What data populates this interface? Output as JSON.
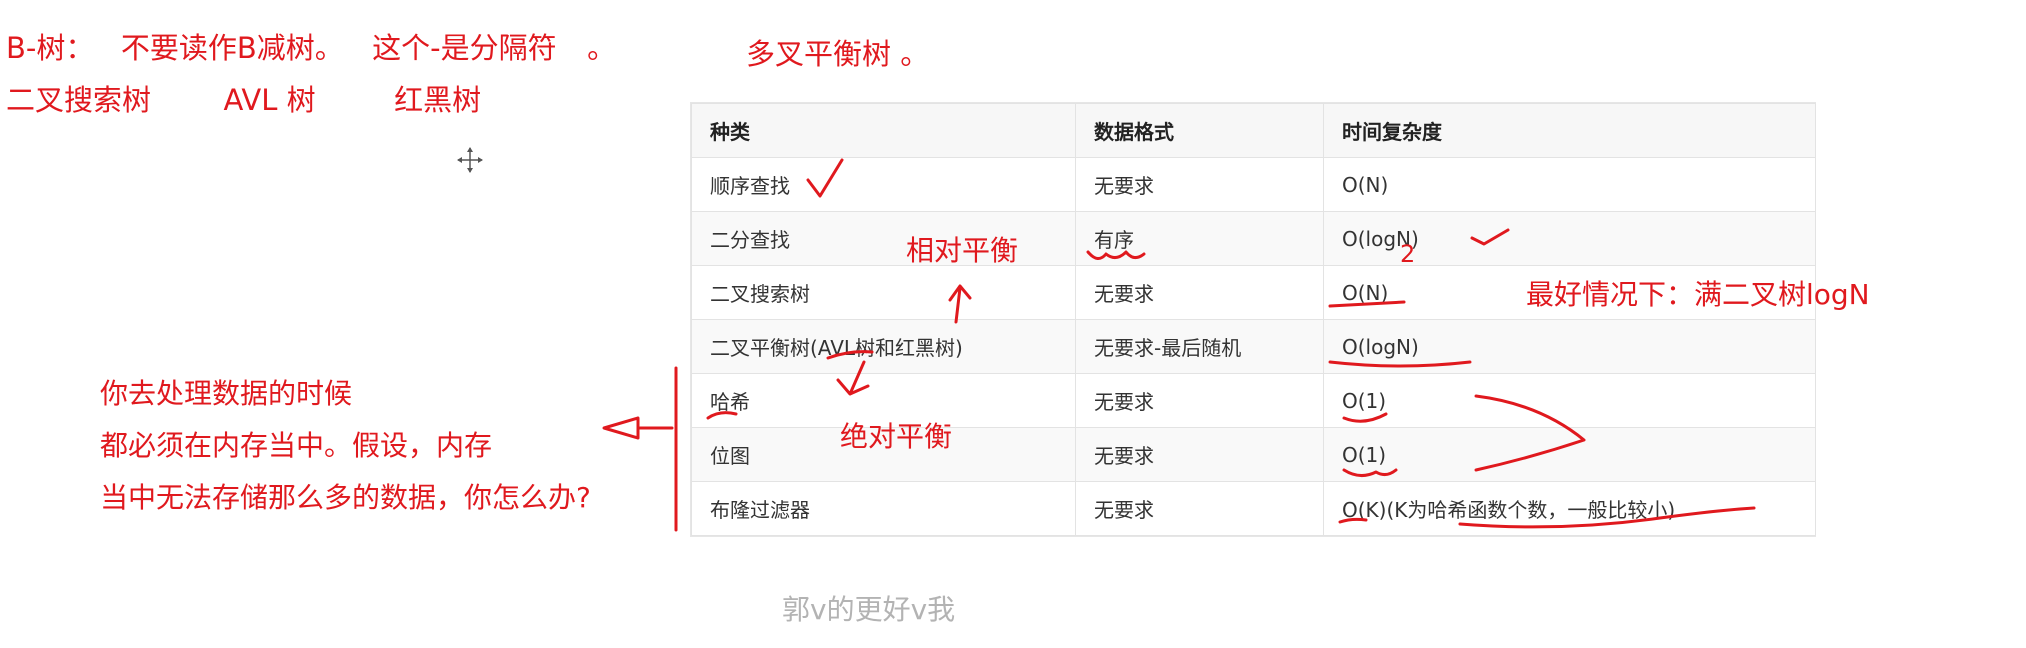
{
  "notes": {
    "line1_a": "B-树：",
    "line1_b": "不要读作B减树。",
    "line1_c": "这个-是分隔符",
    "line1_d": "。",
    "line2_a": "二叉搜索树",
    "line2_b": "AVL 树",
    "line2_c": "红黑树",
    "title": "多叉平衡树 。"
  },
  "left_note": {
    "line1": "你去处理数据的时候",
    "line2": "都必须在内存当中。假设，内存",
    "line3": "当中无法存储那么多的数据，你怎么办?"
  },
  "table": {
    "headers": [
      "种类",
      "数据格式",
      "时间复杂度"
    ],
    "rows": [
      [
        "顺序查找",
        "无要求",
        "O(N)"
      ],
      [
        "二分查找",
        "有序",
        "O(logN)"
      ],
      [
        "二叉搜索树",
        "无要求",
        "O(N)"
      ],
      [
        "二叉平衡树(AVL树和红黑树)",
        "无要求-最后随机",
        "O(logN)"
      ],
      [
        "哈希",
        "无要求",
        "O(1)"
      ],
      [
        "位图",
        "无要求",
        "O(1)"
      ],
      [
        "布隆过滤器",
        "无要求",
        "O(K)(K为哈希函数个数，一般比较小)"
      ]
    ]
  },
  "annotations": {
    "relative_balance": "相对平衡",
    "absolute_balance": "绝对平衡",
    "best_case": "最好情况下：满二叉树logN",
    "log_base": "2"
  },
  "footer": "郭v的更好v我",
  "colors": {
    "annotation": "#e0191e",
    "table_header_bg": "#f7f7f7",
    "table_border": "#e3e3e3",
    "footer": "#b3b3b3"
  },
  "icons": {
    "cursor": "crosshair-move-icon"
  }
}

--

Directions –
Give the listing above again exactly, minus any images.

Written solution –
What data populates this interface? Output as JSON.
{
  "notes": {
    "line1_a": "B-树：",
    "line1_b": "不要读作B减树。",
    "line1_c": "这个-是分隔符",
    "line1_d": "。",
    "line2_a": "二叉搜索树",
    "line2_b": "AVL 树",
    "line2_c": "红黑树",
    "title": "多叉平衡树 。"
  },
  "left_note": {
    "line1": "你去处理数据的时候",
    "line2": "都必须在内存当中。假设，内存",
    "line3": "当中无法存储那么多的数据，你怎么办?"
  },
  "table": {
    "headers": [
      "种类",
      "数据格式",
      "时间复杂度"
    ],
    "rows": [
      [
        "顺序查找",
        "无要求",
        "O(N)"
      ],
      [
        "二分查找",
        "有序",
        "O(logN)"
      ],
      [
        "二叉搜索树",
        "无要求",
        "O(N)"
      ],
      [
        "二叉平衡树(AVL树和红黑树)",
        "无要求-最后随机",
        "O(logN)"
      ],
      [
        "哈希",
        "无要求",
        "O(1)"
      ],
      [
        "位图",
        "无要求",
        "O(1)"
      ],
      [
        "布隆过滤器",
        "无要求",
        "O(K)(K为哈希函数个数，一般比较小)"
      ]
    ]
  },
  "annotations": {
    "relative_balance": "相对平衡",
    "absolute_balance": "绝对平衡",
    "best_case": "最好情况下：满二叉树logN",
    "log_base": "2"
  },
  "footer": "郭v的更好v我",
  "colors": {
    "annotation": "#e0191e",
    "table_header_bg": "#f7f7f7",
    "table_border": "#e3e3e3",
    "footer": "#b3b3b3"
  },
  "icons": {
    "cursor": "crosshair-move-icon"
  }
}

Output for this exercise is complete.